Barbarella: a furniture set for simple desktops

Barbarella started its life as a simple buttonbar for launching applications with a single click. It was and is intended for use on simple desktops based on a window manager, which many people prefer to large, complex desktop environments like Gnome, KDE and XFCE.

It is completely configurable by the user. There are no default buttons; the whole bar is created from the specification in the configuration file, which has a simple syntax based on that used for configuring fluxbox. Each line in the file creates one button, specifying its identifying pixmap, its tooltip and the program that it launches when clicked.

By using different configuration files, it is possible to have a different buttonbar on each of your workspaces.
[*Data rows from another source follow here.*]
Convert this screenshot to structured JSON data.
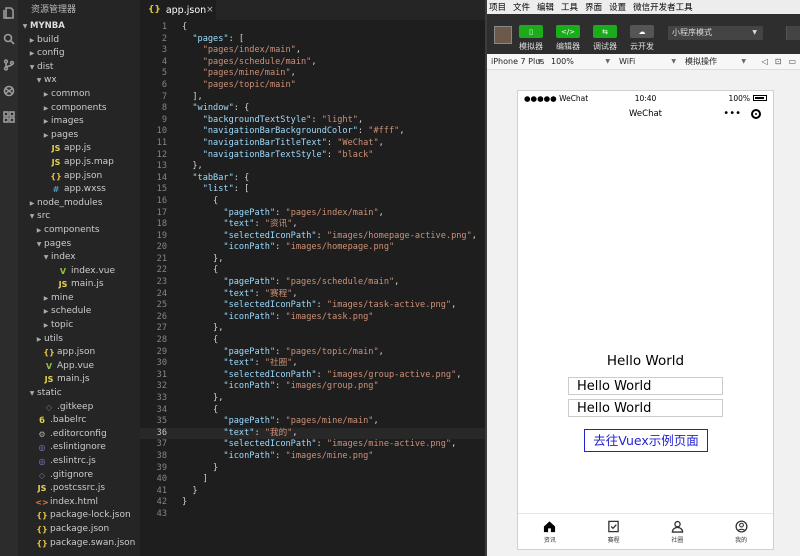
{
  "explorer": {
    "title": "资源管理器",
    "items": [
      {
        "label": "MYNBA",
        "depth": 0,
        "chevron": "▼",
        "icon": "",
        "iconColor": "",
        "root": true
      },
      {
        "label": "build",
        "depth": 1,
        "chevron": "▶",
        "icon": "",
        "iconColor": ""
      },
      {
        "label": "config",
        "depth": 1,
        "chevron": "▶",
        "icon": "",
        "iconColor": ""
      },
      {
        "label": "dist",
        "depth": 1,
        "chevron": "▼",
        "icon": "",
        "iconColor": ""
      },
      {
        "label": "wx",
        "depth": 2,
        "chevron": "▼",
        "icon": "",
        "iconColor": ""
      },
      {
        "label": "common",
        "depth": 3,
        "chevron": "▶",
        "icon": "",
        "iconColor": ""
      },
      {
        "label": "components",
        "depth": 3,
        "chevron": "▶",
        "icon": "",
        "iconColor": ""
      },
      {
        "label": "images",
        "depth": 3,
        "chevron": "▶",
        "icon": "",
        "iconColor": ""
      },
      {
        "label": "pages",
        "depth": 3,
        "chevron": "▶",
        "icon": "",
        "iconColor": ""
      },
      {
        "label": "app.js",
        "depth": 3,
        "chevron": "",
        "icon": "JS",
        "iconColor": "#e8d44d"
      },
      {
        "label": "app.js.map",
        "depth": 3,
        "chevron": "",
        "icon": "JS",
        "iconColor": "#e8d44d"
      },
      {
        "label": "app.json",
        "depth": 3,
        "chevron": "",
        "icon": "{}",
        "iconColor": "#e2c041"
      },
      {
        "label": "app.wxss",
        "depth": 3,
        "chevron": "",
        "icon": "#",
        "iconColor": "#519aba"
      },
      {
        "label": "node_modules",
        "depth": 1,
        "chevron": "▶",
        "icon": "",
        "iconColor": ""
      },
      {
        "label": "src",
        "depth": 1,
        "chevron": "▼",
        "icon": "",
        "iconColor": ""
      },
      {
        "label": "components",
        "depth": 2,
        "chevron": "▶",
        "icon": "",
        "iconColor": ""
      },
      {
        "label": "pages",
        "depth": 2,
        "chevron": "▼",
        "icon": "",
        "iconColor": ""
      },
      {
        "label": "index",
        "depth": 3,
        "chevron": "▼",
        "icon": "",
        "iconColor": ""
      },
      {
        "label": "index.vue",
        "depth": 4,
        "chevron": "",
        "icon": "V",
        "iconColor": "#8dc149"
      },
      {
        "label": "main.js",
        "depth": 4,
        "chevron": "",
        "icon": "JS",
        "iconColor": "#e8d44d"
      },
      {
        "label": "mine",
        "depth": 3,
        "chevron": "▶",
        "icon": "",
        "iconColor": ""
      },
      {
        "label": "schedule",
        "depth": 3,
        "chevron": "▶",
        "icon": "",
        "iconColor": ""
      },
      {
        "label": "topic",
        "depth": 3,
        "chevron": "▶",
        "icon": "",
        "iconColor": ""
      },
      {
        "label": "utils",
        "depth": 2,
        "chevron": "▶",
        "icon": "",
        "iconColor": ""
      },
      {
        "label": "app.json",
        "depth": 2,
        "chevron": "",
        "icon": "{}",
        "iconColor": "#e2c041"
      },
      {
        "label": "App.vue",
        "depth": 2,
        "chevron": "",
        "icon": "V",
        "iconColor": "#8dc149"
      },
      {
        "label": "main.js",
        "depth": 2,
        "chevron": "",
        "icon": "JS",
        "iconColor": "#e8d44d"
      },
      {
        "label": "static",
        "depth": 1,
        "chevron": "▼",
        "icon": "",
        "iconColor": ""
      },
      {
        "label": ".gitkeep",
        "depth": 2,
        "chevron": "",
        "icon": "◇",
        "iconColor": "#6d8086"
      },
      {
        "label": ".babelrc",
        "depth": 1,
        "chevron": "",
        "icon": "б",
        "iconColor": "#e8d44d"
      },
      {
        "label": ".editorconfig",
        "depth": 1,
        "chevron": "",
        "icon": "⚙",
        "iconColor": "#aaaaaa"
      },
      {
        "label": ".eslintignore",
        "depth": 1,
        "chevron": "",
        "icon": "◎",
        "iconColor": "#8080d0"
      },
      {
        "label": ".eslintrc.js",
        "depth": 1,
        "chevron": "",
        "icon": "◎",
        "iconColor": "#8080d0"
      },
      {
        "label": ".gitignore",
        "depth": 1,
        "chevron": "",
        "icon": "◇",
        "iconColor": "#6d8086"
      },
      {
        "label": ".postcssrc.js",
        "depth": 1,
        "chevron": "",
        "icon": "JS",
        "iconColor": "#e8d44d"
      },
      {
        "label": "index.html",
        "depth": 1,
        "chevron": "",
        "icon": "<>",
        "iconColor": "#e37933"
      },
      {
        "label": "package-lock.json",
        "depth": 1,
        "chevron": "",
        "icon": "{}",
        "iconColor": "#e2c041"
      },
      {
        "label": "package.json",
        "depth": 1,
        "chevron": "",
        "icon": "{}",
        "iconColor": "#e2c041"
      },
      {
        "label": "package.swan.json",
        "depth": 1,
        "chevron": "",
        "icon": "{}",
        "iconColor": "#e2c041"
      }
    ]
  },
  "editor": {
    "tab": {
      "icon": "{}",
      "label": "app.json",
      "close": "×"
    },
    "active_line": 36,
    "lines": [
      [
        [
          "p",
          "{"
        ]
      ],
      [
        [
          "p",
          "  "
        ],
        [
          "k",
          "\"pages\""
        ],
        [
          "p",
          ": ["
        ]
      ],
      [
        [
          "p",
          "    "
        ],
        [
          "s",
          "\"pages/index/main\""
        ],
        [
          "p",
          ","
        ]
      ],
      [
        [
          "p",
          "    "
        ],
        [
          "s",
          "\"pages/schedule/main\""
        ],
        [
          "p",
          ","
        ]
      ],
      [
        [
          "p",
          "    "
        ],
        [
          "s",
          "\"pages/mine/main\""
        ],
        [
          "p",
          ","
        ]
      ],
      [
        [
          "p",
          "    "
        ],
        [
          "s",
          "\"pages/topic/main\""
        ]
      ],
      [
        [
          "p",
          "  ],"
        ]
      ],
      [
        [
          "p",
          "  "
        ],
        [
          "k",
          "\"window\""
        ],
        [
          "p",
          ": {"
        ]
      ],
      [
        [
          "p",
          "    "
        ],
        [
          "k",
          "\"backgroundTextStyle\""
        ],
        [
          "p",
          ": "
        ],
        [
          "s",
          "\"light\""
        ],
        [
          "p",
          ","
        ]
      ],
      [
        [
          "p",
          "    "
        ],
        [
          "k",
          "\"navigationBarBackgroundColor\""
        ],
        [
          "p",
          ": "
        ],
        [
          "s",
          "\"#fff\""
        ],
        [
          "p",
          ","
        ]
      ],
      [
        [
          "p",
          "    "
        ],
        [
          "k",
          "\"navigationBarTitleText\""
        ],
        [
          "p",
          ": "
        ],
        [
          "s",
          "\"WeChat\""
        ],
        [
          "p",
          ","
        ]
      ],
      [
        [
          "p",
          "    "
        ],
        [
          "k",
          "\"navigationBarTextStyle\""
        ],
        [
          "p",
          ": "
        ],
        [
          "s",
          "\"black\""
        ]
      ],
      [
        [
          "p",
          "  },"
        ]
      ],
      [
        [
          "p",
          "  "
        ],
        [
          "k",
          "\"tabBar\""
        ],
        [
          "p",
          ": {"
        ]
      ],
      [
        [
          "p",
          "    "
        ],
        [
          "k",
          "\"list\""
        ],
        [
          "p",
          ": ["
        ]
      ],
      [
        [
          "p",
          "      {"
        ]
      ],
      [
        [
          "p",
          "        "
        ],
        [
          "k",
          "\"pagePath\""
        ],
        [
          "p",
          ": "
        ],
        [
          "s",
          "\"pages/index/main\""
        ],
        [
          "p",
          ","
        ]
      ],
      [
        [
          "p",
          "        "
        ],
        [
          "k",
          "\"text\""
        ],
        [
          "p",
          ": "
        ],
        [
          "s",
          "\"资讯\""
        ],
        [
          "p",
          ","
        ]
      ],
      [
        [
          "p",
          "        "
        ],
        [
          "k",
          "\"selectedIconPath\""
        ],
        [
          "p",
          ": "
        ],
        [
          "s",
          "\"images/homepage-active.png\""
        ],
        [
          "p",
          ","
        ]
      ],
      [
        [
          "p",
          "        "
        ],
        [
          "k",
          "\"iconPath\""
        ],
        [
          "p",
          ": "
        ],
        [
          "s",
          "\"images/homepage.png\""
        ]
      ],
      [
        [
          "p",
          "      },"
        ]
      ],
      [
        [
          "p",
          "      {"
        ]
      ],
      [
        [
          "p",
          "        "
        ],
        [
          "k",
          "\"pagePath\""
        ],
        [
          "p",
          ": "
        ],
        [
          "s",
          "\"pages/schedule/main\""
        ],
        [
          "p",
          ","
        ]
      ],
      [
        [
          "p",
          "        "
        ],
        [
          "k",
          "\"text\""
        ],
        [
          "p",
          ": "
        ],
        [
          "s",
          "\"赛程\""
        ],
        [
          "p",
          ","
        ]
      ],
      [
        [
          "p",
          "        "
        ],
        [
          "k",
          "\"selectedIconPath\""
        ],
        [
          "p",
          ": "
        ],
        [
          "s",
          "\"images/task-active.png\""
        ],
        [
          "p",
          ","
        ]
      ],
      [
        [
          "p",
          "        "
        ],
        [
          "k",
          "\"iconPath\""
        ],
        [
          "p",
          ": "
        ],
        [
          "s",
          "\"images/task.png\""
        ]
      ],
      [
        [
          "p",
          "      },"
        ]
      ],
      [
        [
          "p",
          "      {"
        ]
      ],
      [
        [
          "p",
          "        "
        ],
        [
          "k",
          "\"pagePath\""
        ],
        [
          "p",
          ": "
        ],
        [
          "s",
          "\"pages/topic/main\""
        ],
        [
          "p",
          ","
        ]
      ],
      [
        [
          "p",
          "        "
        ],
        [
          "k",
          "\"text\""
        ],
        [
          "p",
          ": "
        ],
        [
          "s",
          "\"社圈\""
        ],
        [
          "p",
          ","
        ]
      ],
      [
        [
          "p",
          "        "
        ],
        [
          "k",
          "\"selectedIconPath\""
        ],
        [
          "p",
          ": "
        ],
        [
          "s",
          "\"images/group-active.png\""
        ],
        [
          "p",
          ","
        ]
      ],
      [
        [
          "p",
          "        "
        ],
        [
          "k",
          "\"iconPath\""
        ],
        [
          "p",
          ": "
        ],
        [
          "s",
          "\"images/group.png\""
        ]
      ],
      [
        [
          "p",
          "      },"
        ]
      ],
      [
        [
          "p",
          "      {"
        ]
      ],
      [
        [
          "p",
          "        "
        ],
        [
          "k",
          "\"pagePath\""
        ],
        [
          "p",
          ": "
        ],
        [
          "s",
          "\"pages/mine/main\""
        ],
        [
          "p",
          ","
        ]
      ],
      [
        [
          "p",
          "        "
        ],
        [
          "k",
          "\"text\""
        ],
        [
          "p",
          ": "
        ],
        [
          "s",
          "\"我的\""
        ],
        [
          "p",
          ","
        ]
      ],
      [
        [
          "p",
          "        "
        ],
        [
          "k",
          "\"selectedIconPath\""
        ],
        [
          "p",
          ": "
        ],
        [
          "s",
          "\"images/mine-active.png\""
        ],
        [
          "p",
          ","
        ]
      ],
      [
        [
          "p",
          "        "
        ],
        [
          "k",
          "\"iconPath\""
        ],
        [
          "p",
          ": "
        ],
        [
          "s",
          "\"images/mine.png\""
        ]
      ],
      [
        [
          "p",
          "      }"
        ]
      ],
      [
        [
          "p",
          "    ]"
        ]
      ],
      [
        [
          "p",
          "  }"
        ]
      ],
      [
        [
          "p",
          "}"
        ]
      ],
      [
        [
          "p",
          ""
        ]
      ]
    ]
  },
  "devtools": {
    "menu": [
      "项目",
      "文件",
      "编辑",
      "工具",
      "界面",
      "设置",
      "微信开发者工具"
    ],
    "toolbar": {
      "simulator": "模拟器",
      "editor": "编辑器",
      "debugger": "调试器",
      "cloud": "云开发",
      "mode": "小程序模式"
    },
    "devbar": {
      "device": "iPhone 7 Plus",
      "zoom": "100%",
      "network": "WiFi",
      "operation": "模拟操作"
    },
    "phone": {
      "carrier": "●●●●● WeChat",
      "time": "10:40",
      "battery": "100%",
      "nav_title": "WeChat",
      "capsule_dots": "•••",
      "hello": "Hello World",
      "input1": "Hello World",
      "input2": "Hello World",
      "link": "去往Vuex示例页面",
      "tabs": [
        "资讯",
        "赛程",
        "社圈",
        "我的"
      ]
    },
    "colors": {
      "green": "#1aad19",
      "link": "#2222d0"
    }
  }
}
Alternatively, if your window manager supports a dock (like the fluxbox slit), you can make the buttonbar "swallowable" and it will run in the dock as a built-in part of your desktop; in this case it will necessarily be the same for all workspaces.

Why barbarella? Well, I originally intended to call it cinderella because, in the English pantomime tradition, Cinderella has a sidekick called Buttons. But I found the name was already in use, so someone in Linux Forums suggested Barbarella instead.

Version 2 of barbarella adds a disk mounting tool and a simple trashcan. These always run in the dock, if there is one. However if the window manager does not understand the concept of a dock, it will run these applets as normal windowed applications.

The mount tool has a user interface based on DamnSmallLinux's mount.lua. It picks up the device names of user-mountable disks from /etc/fstab. The upper button allows you to cycle through these devices, the lower one mounts or unmounts the current device.

The trashcan must be used in connection with the provided trash script. It does not support drag-and-drop. If you have a configurable file manager like emelfm or gentoo, you can bind the trash script to its delete button. In thunar, you can put it into the contextual menu for files. But if your file manager does not support user-defined commands, you will have to "trash" files from the command line. Trashed files are stored in $HOME/.Trash with filenames that preserve information about their original location so that they can be easily restored from within trashcan.

Barbarella is released under the GNU Public License. You are welcome to use it in any way you want. Enjoy!